Signs of Tonsillitis in Children
 
In children under the age of two that have problems communicating what is wrong, symptoms manifest in the form of excessive drooling, refusing food or bottles, and fussiness. Expect these symptoms in older children: 
  • Sore throat
  • Noticeably bigger tonsils
  • Fever
  • Pain or problems with swallowing
  • Yellow or white patches coating the throat and tonsils
  • Swollen lymph nodes in the neck
  • Foul breath
  • Stiff neck
  • Headaches
  • A scratchy or rough voice
  • Stomach pain
Diagnosing Tonsillitis
 
Your pediatrician won’t have any trouble diagnosing your child with tonsillitis. They will first start by asking for a brief history of when your child started feeling sick. The next step is performing a physical exam. The pediatrician will look in the throat, nose, and ears. If strep is suspected, a nurse takes a swab of the throat. A blood test will also be drawn to identify what bacteria or virus is responsible.
 
If strep or another bacteria is responsible for your child’s tonsillitis, antibiotics are prescribed. It’s important that your child finishes the whole dose. This guarantees that the entire infection is gone.
By Cepero Pediatrics, P.A.
November 03, 2017
Category: Child Health Care
Tags: Tonsillitis  

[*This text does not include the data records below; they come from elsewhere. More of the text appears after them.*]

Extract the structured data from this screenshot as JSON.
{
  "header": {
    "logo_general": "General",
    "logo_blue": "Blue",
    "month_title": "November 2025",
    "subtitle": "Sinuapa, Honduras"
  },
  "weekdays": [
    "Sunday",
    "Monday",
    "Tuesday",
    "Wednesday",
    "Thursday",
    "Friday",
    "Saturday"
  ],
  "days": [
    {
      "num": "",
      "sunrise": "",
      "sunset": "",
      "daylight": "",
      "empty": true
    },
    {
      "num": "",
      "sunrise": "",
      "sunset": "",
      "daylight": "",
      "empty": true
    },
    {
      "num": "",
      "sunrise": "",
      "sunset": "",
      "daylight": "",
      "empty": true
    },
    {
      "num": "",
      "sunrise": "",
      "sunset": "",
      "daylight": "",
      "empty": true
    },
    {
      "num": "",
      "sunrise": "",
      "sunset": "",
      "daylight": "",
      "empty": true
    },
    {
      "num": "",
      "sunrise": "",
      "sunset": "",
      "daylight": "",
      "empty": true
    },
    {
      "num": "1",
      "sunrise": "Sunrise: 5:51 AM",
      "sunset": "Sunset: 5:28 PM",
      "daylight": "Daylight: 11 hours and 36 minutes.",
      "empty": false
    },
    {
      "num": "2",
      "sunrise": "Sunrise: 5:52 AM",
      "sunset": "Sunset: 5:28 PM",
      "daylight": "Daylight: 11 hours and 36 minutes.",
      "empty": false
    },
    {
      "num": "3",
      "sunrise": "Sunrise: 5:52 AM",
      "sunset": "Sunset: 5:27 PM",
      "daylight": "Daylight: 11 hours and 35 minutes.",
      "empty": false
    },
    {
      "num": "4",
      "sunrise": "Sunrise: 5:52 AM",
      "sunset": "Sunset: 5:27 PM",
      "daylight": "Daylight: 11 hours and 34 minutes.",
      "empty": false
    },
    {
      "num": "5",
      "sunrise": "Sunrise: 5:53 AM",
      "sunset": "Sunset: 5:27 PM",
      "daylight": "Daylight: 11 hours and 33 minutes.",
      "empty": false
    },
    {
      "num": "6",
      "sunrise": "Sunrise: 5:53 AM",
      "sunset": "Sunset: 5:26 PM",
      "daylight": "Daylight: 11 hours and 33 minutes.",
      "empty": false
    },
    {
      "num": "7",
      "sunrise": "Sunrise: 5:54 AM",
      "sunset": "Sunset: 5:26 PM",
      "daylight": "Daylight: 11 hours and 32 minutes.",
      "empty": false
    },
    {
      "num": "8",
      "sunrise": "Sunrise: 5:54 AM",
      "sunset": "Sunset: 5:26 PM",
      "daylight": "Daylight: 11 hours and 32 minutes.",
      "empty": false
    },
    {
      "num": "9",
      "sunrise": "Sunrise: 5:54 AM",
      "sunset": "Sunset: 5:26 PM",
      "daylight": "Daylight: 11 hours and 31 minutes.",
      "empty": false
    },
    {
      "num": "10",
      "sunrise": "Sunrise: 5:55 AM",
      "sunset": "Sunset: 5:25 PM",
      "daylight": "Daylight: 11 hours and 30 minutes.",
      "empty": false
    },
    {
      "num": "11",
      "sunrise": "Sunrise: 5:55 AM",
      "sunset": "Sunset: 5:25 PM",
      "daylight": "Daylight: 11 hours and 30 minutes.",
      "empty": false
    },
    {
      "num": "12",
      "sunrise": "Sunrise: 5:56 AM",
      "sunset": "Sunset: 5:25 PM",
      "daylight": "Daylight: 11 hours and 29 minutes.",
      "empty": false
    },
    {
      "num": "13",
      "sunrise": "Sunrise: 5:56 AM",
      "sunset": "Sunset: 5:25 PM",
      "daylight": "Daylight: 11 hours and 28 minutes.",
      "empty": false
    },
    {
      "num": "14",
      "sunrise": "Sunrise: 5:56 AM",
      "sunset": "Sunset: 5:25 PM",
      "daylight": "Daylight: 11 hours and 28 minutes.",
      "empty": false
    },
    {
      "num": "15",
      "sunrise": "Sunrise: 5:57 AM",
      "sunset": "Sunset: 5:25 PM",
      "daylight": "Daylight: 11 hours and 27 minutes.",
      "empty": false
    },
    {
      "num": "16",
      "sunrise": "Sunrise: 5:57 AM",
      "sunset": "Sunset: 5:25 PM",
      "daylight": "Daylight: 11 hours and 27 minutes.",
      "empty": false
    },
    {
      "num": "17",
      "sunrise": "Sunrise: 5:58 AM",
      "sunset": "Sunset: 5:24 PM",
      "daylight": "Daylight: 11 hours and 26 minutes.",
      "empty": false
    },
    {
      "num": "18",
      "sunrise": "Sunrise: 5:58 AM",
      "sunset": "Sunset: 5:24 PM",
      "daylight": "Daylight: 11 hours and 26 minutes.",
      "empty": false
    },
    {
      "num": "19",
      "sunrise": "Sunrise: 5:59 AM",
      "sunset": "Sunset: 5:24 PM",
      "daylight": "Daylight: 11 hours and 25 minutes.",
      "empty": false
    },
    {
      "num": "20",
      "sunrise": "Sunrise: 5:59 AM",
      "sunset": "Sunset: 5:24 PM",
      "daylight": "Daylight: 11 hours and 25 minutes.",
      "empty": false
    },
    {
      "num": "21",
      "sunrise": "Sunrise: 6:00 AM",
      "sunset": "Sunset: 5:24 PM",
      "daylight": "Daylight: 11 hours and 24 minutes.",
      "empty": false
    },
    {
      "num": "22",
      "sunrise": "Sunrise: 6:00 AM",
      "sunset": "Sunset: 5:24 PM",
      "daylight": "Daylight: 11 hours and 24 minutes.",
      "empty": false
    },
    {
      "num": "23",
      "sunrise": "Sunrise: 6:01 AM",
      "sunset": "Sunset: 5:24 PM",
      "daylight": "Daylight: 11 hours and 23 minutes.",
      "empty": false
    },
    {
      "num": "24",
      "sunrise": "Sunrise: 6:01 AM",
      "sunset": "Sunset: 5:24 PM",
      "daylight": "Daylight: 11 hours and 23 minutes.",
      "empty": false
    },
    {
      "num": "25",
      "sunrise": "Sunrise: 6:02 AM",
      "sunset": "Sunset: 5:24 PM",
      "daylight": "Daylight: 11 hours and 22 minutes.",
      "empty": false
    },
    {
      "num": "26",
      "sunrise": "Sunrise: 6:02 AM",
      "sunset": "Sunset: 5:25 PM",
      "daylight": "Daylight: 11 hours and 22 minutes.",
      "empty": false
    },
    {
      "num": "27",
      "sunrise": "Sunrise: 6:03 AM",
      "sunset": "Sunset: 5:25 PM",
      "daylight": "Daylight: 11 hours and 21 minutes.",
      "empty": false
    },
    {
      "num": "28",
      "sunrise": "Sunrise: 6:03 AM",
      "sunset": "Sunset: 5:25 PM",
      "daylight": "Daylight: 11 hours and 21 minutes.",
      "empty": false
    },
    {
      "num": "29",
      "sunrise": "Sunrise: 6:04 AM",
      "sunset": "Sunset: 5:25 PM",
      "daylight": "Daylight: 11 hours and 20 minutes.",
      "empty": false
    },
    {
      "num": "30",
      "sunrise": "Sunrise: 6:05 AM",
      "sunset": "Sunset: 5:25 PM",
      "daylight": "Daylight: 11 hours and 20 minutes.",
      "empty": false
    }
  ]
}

The tonsils are oval-shaped, pink masses of tissue on both sides of the throat. They are part of the body's immune system, designed to fight off bacteria and viruses that try to enter the body through the mouth. Sometimes common illnesses are too much for the tonsils to handle, and the tonsils become infected themselves. This condition is known as tonsillitis, an inflammation of the tonsils that can cause a sore throat and discomfort for your little one.

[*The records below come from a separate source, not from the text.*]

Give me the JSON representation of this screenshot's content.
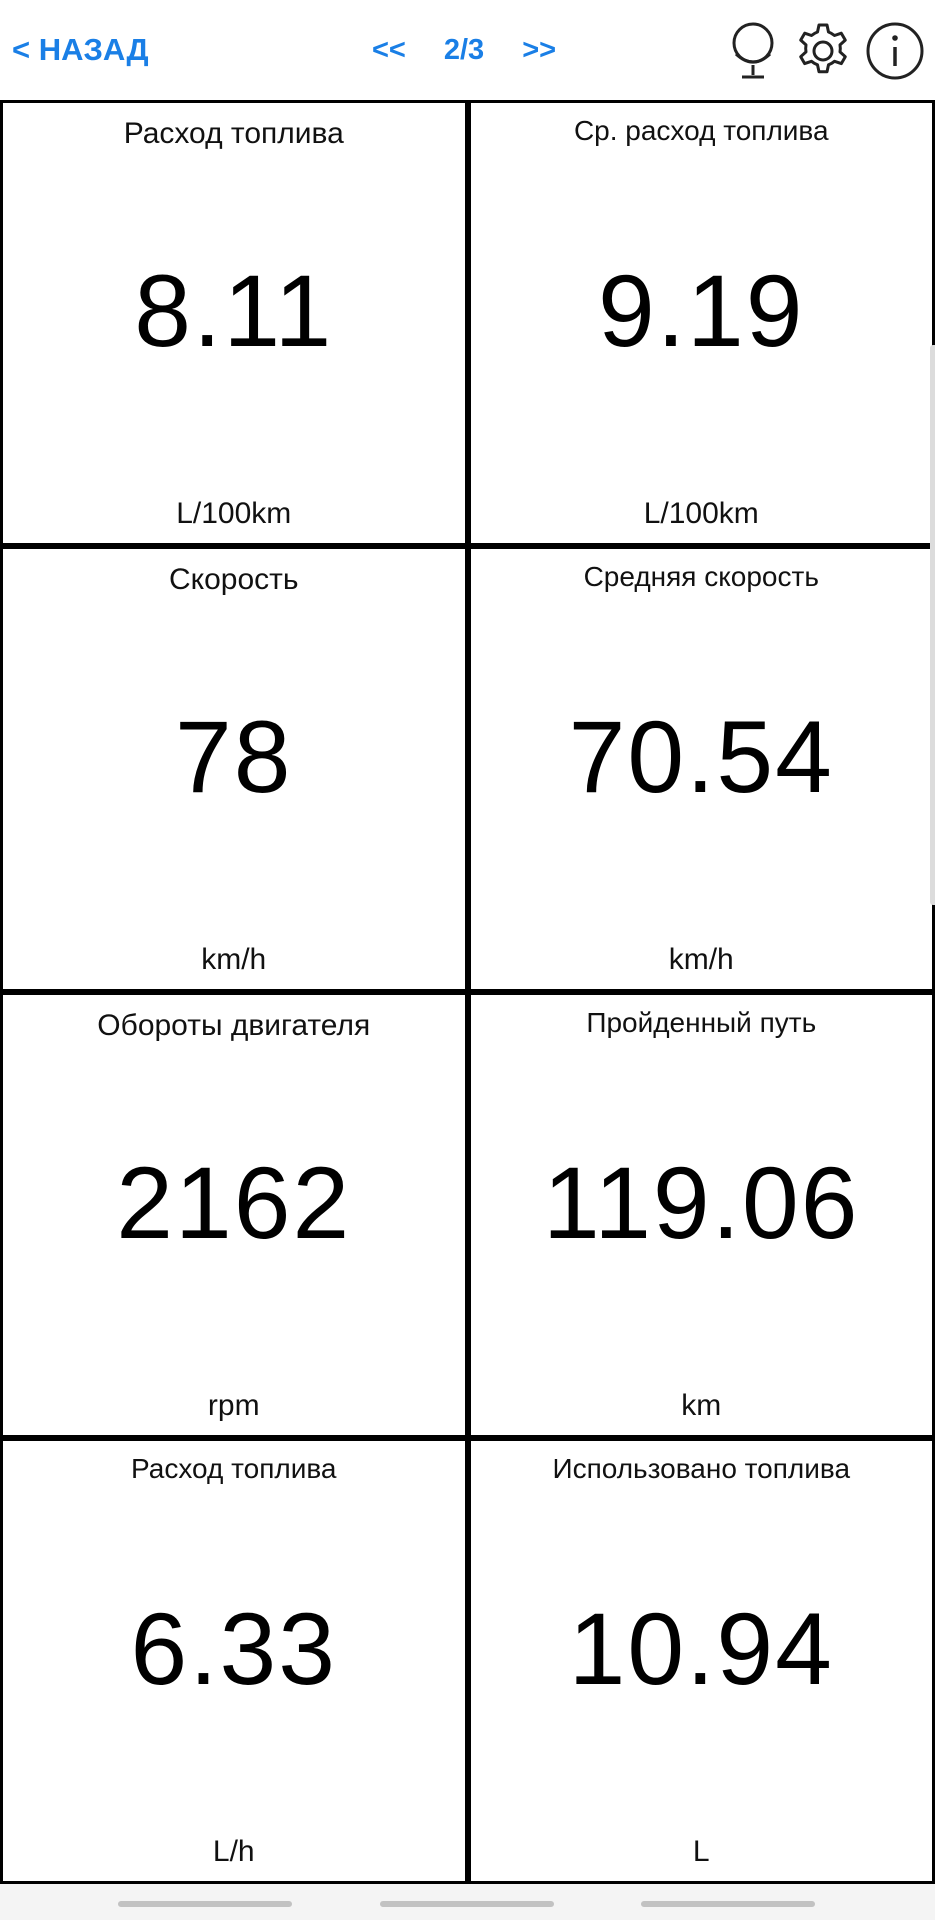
{
  "header": {
    "back_label": "< НАЗАД",
    "prev_label": "<<",
    "page_indicator": "2/3",
    "next_label": ">>",
    "icons": [
      "globe-icon",
      "gear-icon",
      "info-icon"
    ],
    "accent_color": "#1a7fe6"
  },
  "tiles": [
    {
      "title": "Расход топлива",
      "value": "8.11",
      "unit": "L/100km"
    },
    {
      "title": "Ср. расход топлива",
      "value": "9.19",
      "unit": "L/100km"
    },
    {
      "title": "Скорость",
      "value": "78",
      "unit": "km/h"
    },
    {
      "title": "Средняя скорость",
      "value": "70.54",
      "unit": "km/h"
    },
    {
      "title": "Обороты двигателя",
      "value": "2162",
      "unit": "rpm"
    },
    {
      "title": "Пройденный путь",
      "value": "119.06",
      "unit": "km"
    },
    {
      "title": "Расход топлива",
      "value": "6.33",
      "unit": "L/h"
    },
    {
      "title": "Использовано топлива",
      "value": "10.94",
      "unit": "L"
    }
  ]
}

Tonsillitis is common in children, but it can occur at all ages. Many cases of tonsillitis in elementary-aged kids are caused by a viral infection, such as the common cold or flu. Bacterial infections, particularly streptococcus (strep), can also cause an infection of the tonsils.

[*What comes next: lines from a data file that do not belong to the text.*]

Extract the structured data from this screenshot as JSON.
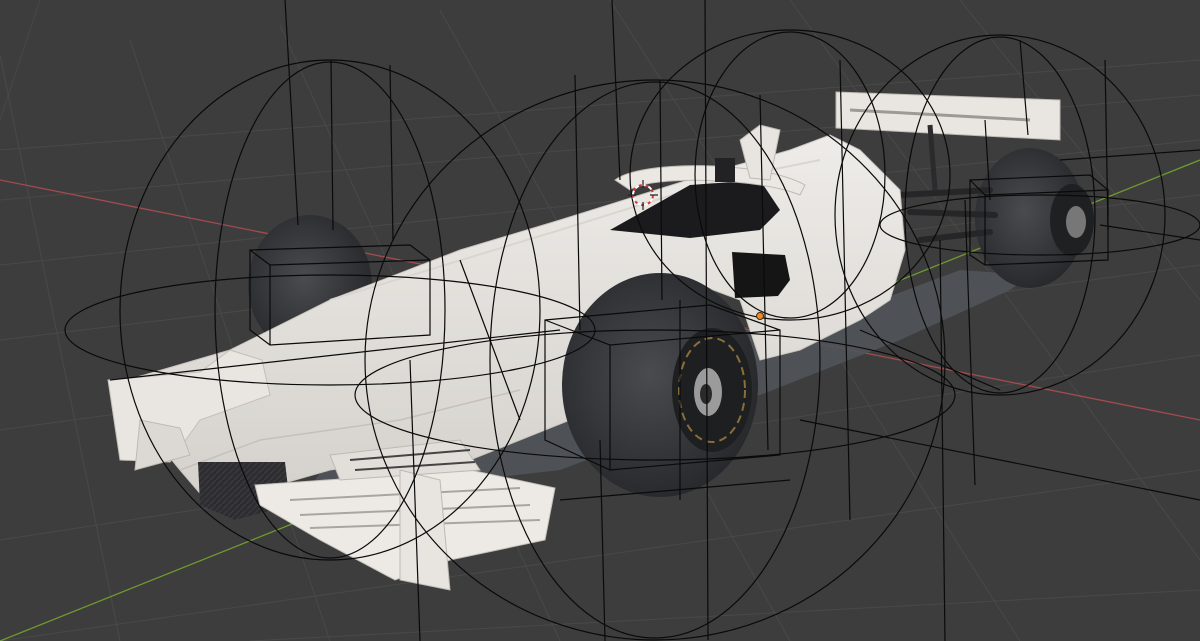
{
  "viewport": {
    "background": "#3d3d3d",
    "grid_color": "#4a4a4a",
    "x_axis_color": "#a44a4f",
    "y_axis_color": "#6f9a2f",
    "wireframe_color": "#0a0a0a",
    "car_body_color": "#e6e3de",
    "tyre_color": "#2e2f31",
    "carbon_color": "#2a2a2c",
    "shadow_color": "#5a5d62",
    "icons": [
      "3d-cursor-icon",
      "object-origin-icon"
    ]
  }
}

If your child has tonsillitis, his or her main symptom will be a sore throat. It may be painful to eat, drink or swallow. Other common signs of infected tonsils include:

  • Red, tender and enlarged tonsils
  • Yellow or white coating on tonsils
  • Swollen, painful lymph nodes in the neck
  • Fever
  • Bad Breath

If your child’s symptoms suggest tonsillitis, call your pediatrician. Your child will need to visit a pediatrician to determine whether it is a bacterial or viral infection, which can usually be diagnosed with a physical exam and a throat culture.

If bacteria caused the child’s tonsillitis, then antibiotics may be prescribed to kill the infection. If a virus causes it, then the body will fight the infection on its own. Rest and drinking fluids can also help alleviate symptoms and ease pain. In some cases, if the child suffers from frequent episodes of tonsillitis or repeat infections over several years, your pediatrician may recommend a tonsillectomy, a common surgical procedure to remove the tonsils.

Because tonsillitis is contagious, kids should help protect others at school and home by washing hands frequently, not sharing cups or other personal utensils, and covering their mouth when coughing or sneezing.

Always contact your pediatrician when you have questions about your child’s symptoms and health.